[Dataset rows describing interfaces]
☆ ☆ ☆ ☆

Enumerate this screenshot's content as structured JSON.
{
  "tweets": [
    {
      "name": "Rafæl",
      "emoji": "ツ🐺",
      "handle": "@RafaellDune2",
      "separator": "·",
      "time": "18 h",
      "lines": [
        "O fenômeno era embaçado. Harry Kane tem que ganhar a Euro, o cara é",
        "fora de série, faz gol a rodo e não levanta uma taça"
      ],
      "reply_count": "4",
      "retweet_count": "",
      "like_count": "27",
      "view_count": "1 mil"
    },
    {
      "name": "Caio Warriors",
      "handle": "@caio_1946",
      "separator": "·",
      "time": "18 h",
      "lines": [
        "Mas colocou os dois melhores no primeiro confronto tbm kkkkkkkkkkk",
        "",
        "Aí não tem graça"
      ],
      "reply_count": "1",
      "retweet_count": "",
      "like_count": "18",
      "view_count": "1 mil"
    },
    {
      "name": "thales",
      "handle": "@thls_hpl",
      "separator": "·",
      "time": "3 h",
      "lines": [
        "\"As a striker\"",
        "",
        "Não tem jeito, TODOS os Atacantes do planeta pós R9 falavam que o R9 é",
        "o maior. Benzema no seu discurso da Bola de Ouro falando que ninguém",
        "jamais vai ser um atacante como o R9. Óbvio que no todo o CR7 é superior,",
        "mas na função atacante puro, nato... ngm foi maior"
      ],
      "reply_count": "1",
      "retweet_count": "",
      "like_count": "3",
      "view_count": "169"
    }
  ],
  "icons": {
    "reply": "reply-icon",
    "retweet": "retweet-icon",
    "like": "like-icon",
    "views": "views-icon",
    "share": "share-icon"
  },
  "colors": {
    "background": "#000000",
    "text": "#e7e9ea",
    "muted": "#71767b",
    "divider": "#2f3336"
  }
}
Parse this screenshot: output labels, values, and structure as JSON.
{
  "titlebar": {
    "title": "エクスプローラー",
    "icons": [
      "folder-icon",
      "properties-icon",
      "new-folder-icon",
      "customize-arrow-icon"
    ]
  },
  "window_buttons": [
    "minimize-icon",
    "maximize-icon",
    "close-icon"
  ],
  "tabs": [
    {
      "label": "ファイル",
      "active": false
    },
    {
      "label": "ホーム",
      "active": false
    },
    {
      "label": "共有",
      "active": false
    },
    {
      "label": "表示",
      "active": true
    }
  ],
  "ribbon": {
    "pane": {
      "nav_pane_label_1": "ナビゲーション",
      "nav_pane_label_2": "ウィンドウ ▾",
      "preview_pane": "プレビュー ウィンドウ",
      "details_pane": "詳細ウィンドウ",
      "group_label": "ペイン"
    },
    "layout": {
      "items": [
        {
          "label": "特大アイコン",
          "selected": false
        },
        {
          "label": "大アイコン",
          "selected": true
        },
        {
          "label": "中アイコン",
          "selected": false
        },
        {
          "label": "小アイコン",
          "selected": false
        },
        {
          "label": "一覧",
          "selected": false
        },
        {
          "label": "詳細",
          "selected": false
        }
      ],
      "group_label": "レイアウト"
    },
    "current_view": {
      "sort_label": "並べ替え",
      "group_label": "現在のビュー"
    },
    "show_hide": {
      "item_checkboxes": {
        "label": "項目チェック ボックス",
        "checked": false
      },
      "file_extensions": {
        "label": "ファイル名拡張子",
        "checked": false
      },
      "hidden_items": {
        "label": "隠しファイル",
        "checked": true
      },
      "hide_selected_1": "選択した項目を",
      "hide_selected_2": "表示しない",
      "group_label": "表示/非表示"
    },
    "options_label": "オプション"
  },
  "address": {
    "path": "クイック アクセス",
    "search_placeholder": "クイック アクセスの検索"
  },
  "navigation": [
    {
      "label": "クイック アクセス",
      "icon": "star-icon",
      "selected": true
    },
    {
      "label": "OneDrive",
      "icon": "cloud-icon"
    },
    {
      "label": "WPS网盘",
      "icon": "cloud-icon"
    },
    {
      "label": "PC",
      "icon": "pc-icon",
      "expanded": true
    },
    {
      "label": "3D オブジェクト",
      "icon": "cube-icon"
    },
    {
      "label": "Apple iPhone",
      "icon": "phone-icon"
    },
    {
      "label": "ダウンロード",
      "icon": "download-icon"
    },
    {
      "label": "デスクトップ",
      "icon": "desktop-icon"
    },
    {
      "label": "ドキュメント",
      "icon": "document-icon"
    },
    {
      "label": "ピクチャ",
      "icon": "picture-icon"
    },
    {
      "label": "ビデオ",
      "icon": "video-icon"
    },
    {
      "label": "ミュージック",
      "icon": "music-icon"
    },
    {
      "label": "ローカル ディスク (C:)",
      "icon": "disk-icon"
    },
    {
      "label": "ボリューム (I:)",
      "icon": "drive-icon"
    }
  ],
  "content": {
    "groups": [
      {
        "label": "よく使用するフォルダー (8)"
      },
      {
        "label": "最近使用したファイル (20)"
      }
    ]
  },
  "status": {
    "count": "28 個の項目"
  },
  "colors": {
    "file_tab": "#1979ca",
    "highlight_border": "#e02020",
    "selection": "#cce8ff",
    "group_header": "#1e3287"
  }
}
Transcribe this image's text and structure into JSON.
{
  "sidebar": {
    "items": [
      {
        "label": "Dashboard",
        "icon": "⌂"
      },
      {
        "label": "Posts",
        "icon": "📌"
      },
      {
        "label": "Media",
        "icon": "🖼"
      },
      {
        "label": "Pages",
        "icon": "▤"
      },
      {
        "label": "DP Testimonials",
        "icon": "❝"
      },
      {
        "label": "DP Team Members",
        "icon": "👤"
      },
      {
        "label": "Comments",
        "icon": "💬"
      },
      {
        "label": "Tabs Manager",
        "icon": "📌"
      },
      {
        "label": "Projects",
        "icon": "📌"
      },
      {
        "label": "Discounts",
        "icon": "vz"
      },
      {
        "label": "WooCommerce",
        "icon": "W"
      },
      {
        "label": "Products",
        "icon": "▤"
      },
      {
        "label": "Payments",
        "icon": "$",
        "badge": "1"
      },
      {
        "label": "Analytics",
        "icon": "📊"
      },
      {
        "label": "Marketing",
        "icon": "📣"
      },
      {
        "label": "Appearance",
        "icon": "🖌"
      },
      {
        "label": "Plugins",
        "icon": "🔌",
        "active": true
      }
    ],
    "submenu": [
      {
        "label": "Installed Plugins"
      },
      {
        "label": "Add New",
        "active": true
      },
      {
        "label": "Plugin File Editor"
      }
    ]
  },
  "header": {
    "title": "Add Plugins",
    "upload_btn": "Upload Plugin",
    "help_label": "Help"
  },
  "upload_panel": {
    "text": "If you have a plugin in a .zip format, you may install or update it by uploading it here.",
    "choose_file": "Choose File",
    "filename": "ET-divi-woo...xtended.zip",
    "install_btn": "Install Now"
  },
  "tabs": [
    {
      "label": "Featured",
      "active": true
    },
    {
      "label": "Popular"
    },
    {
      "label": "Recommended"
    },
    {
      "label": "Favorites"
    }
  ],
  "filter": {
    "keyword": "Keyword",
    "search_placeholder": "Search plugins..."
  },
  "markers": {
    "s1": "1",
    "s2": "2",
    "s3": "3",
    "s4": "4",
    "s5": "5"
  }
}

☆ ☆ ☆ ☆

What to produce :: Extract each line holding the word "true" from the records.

Task result ::
      "active": true
          "selected": true
        "checked": true
      "selected": true
      "expanded": true
        "active": true
        "active": true
      "active": true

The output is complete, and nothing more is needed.